Contrarian anglePeople on Facebook are bored of seeing the same thing all over again. You should break the repetitive pattern by introducing something new and daring into your Facebook advertising strategy. Instead of using traditional positive affirmations, you can try something completely different – use a contrarian angle to describe your service. This principle uses reverse psychology to increase the appeal of your ad. Users are drawn to controversy because they aren’t used to this approach. This angle works best when targeting customers who are at the top of the funnel. In the example above, instead of starting off with positive reinforcements, the publisher starts off with a negative sentence – ‘’you shouldn’t need to map out an entire user journey…’’ It uses the contrarian approach because it talks about what things shouldn’t be like, and they show you how things SHOULD be done. Here are some other ways you can use this approach:
- Everything you’ve heard about this product so far is false – here’s how to XYZ
- Stop doing things like this, do that instead
- Have you also been tricked into using this product incorrectly?
Burning curiosityCuriosity is another very effective way to prompt your customer into opening your ad. When they see something weird, provoking and unfamiliar, people have the urge to explore it further. That’s how we learn and develop as human beings. A great way to incorporate curiosity in your ad copies is to use cliff-hangers – people can’t resist clicking on those. It’s great for approaching people at the top and middle of the sales funnel. The ad body only uses two sentences to grab the user’s attention, and it does so brilliantly. You might immediately be prompted to think, ‘’but does it really taste like?’’ They even went the extra mile and added a bunch of question marks and potential answers.
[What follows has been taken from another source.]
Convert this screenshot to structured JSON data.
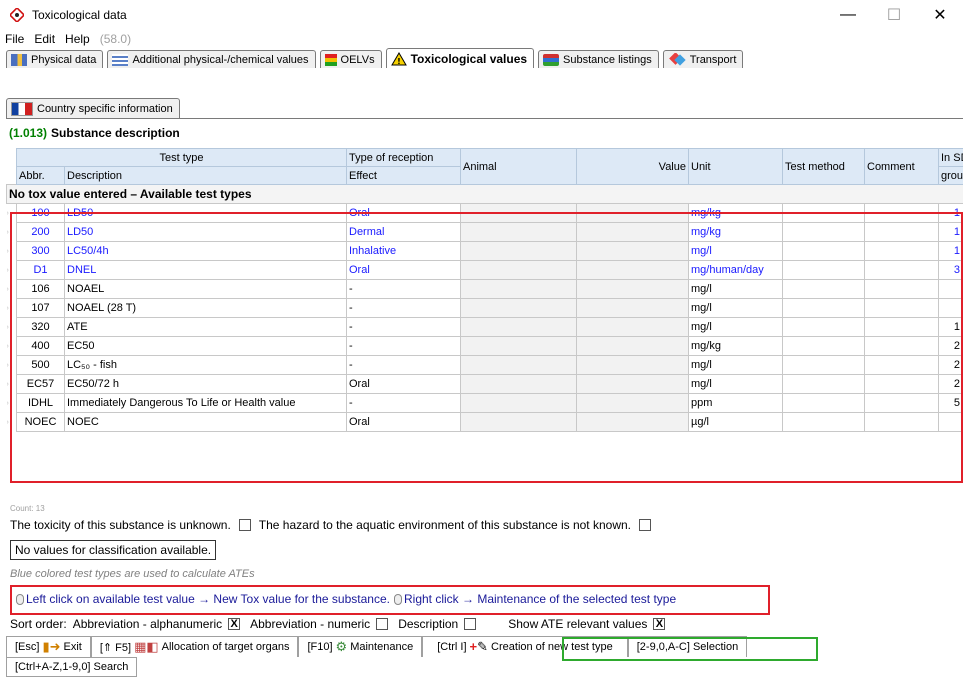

And the call to action is great – if you want to know the answer to this question – try our product.
Social proofSocial proof is a widely-used tool in every marketer’s strategy, and Facebook ads are no exception. Testimonials are as effective as they are because people love to know what works and what doesn’t before users make a purchase. And guess what – it works in all stages of the ads funnel. As humans, we always gear towards what the majority likes and needs. That’s how we form social norms and expected behaviour. The first attention-grabber is the six-figure number – everyone is looking for an opportunity to make it big. In this example, they’re featuring the success story of Mark Chapon, who managed to earn an insane amount of money with this service in under three months. A highly effective way to use social proof is to include testimonials or endorsmenets in your Facebook ad copy. There are many other ways to incorporate social proof in your Facebook ad copies, such as:
- 12,321 people have downloaded XYZ product today
- 1 million users and counting
- 98% of customers say that they love our service
- We have a success rate of over 90%
- Join 1,000 publishers and monetize your content